• [SUPPLIED MATERIAL]:

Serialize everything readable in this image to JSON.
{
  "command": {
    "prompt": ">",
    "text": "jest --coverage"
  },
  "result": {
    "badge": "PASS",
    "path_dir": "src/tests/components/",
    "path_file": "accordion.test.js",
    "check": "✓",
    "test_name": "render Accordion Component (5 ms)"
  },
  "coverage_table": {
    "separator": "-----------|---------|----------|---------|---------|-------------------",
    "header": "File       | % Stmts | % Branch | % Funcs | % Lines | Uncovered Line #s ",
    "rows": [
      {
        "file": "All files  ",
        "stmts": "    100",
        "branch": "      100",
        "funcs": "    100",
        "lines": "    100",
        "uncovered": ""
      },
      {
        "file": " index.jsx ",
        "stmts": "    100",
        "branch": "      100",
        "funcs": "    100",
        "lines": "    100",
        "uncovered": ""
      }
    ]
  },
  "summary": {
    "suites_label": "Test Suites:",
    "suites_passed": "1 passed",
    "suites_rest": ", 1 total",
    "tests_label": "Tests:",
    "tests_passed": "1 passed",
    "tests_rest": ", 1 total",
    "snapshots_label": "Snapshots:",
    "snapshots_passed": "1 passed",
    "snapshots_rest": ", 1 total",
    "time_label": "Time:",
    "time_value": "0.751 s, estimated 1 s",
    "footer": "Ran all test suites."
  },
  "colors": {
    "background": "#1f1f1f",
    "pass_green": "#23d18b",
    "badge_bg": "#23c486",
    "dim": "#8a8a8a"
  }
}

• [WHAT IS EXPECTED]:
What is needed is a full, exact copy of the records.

• [RESPONSE FOR THIS EXERCISE]:
Serialize everything readable in this image to JSON.
{
  "command": {
    "prompt": ">",
    "text": "jest --coverage"
  },
  "result": {
    "badge": "PASS",
    "path_dir": "src/tests/components/",
    "path_file": "accordion.test.js",
    "check": "✓",
    "test_name": "render Accordion Component (5 ms)"
  },
  "coverage_table": {
    "separator": "-----------|---------|----------|---------|---------|-------------------",
    "header": "File       | % Stmts | % Branch | % Funcs | % Lines | Uncovered Line #s ",
    "rows": [
      {
        "file": "All files  ",
        "stmts": "    100",
        "branch": "      100",
        "funcs": "    100",
        "lines": "    100",
        "uncovered": ""
      },
      {
        "file": " index.jsx ",
        "stmts": "    100",
        "branch": "      100",
        "funcs": "    100",
        "lines": "    100",
        "uncovered": ""
      }
    ]
  },
  "summary": {
    "suites_label": "Test Suites:",
    "suites_passed": "1 passed",
    "suites_rest": ", 1 total",
    "tests_label": "Tests:",
    "tests_passed": "1 passed",
    "tests_rest": ", 1 total",
    "snapshots_label": "Snapshots:",
    "snapshots_passed": "1 passed",
    "snapshots_rest": ", 1 total",
    "time_label": "Time:",
    "time_value": "0.751 s, estimated 1 s",
    "footer": "Ran all test suites."
  },
  "colors": {
    "background": "#1f1f1f",
    "pass_green": "#23d18b",
    "badge_bg": "#23c486",
    "dim": "#8a8a8a"
  }
}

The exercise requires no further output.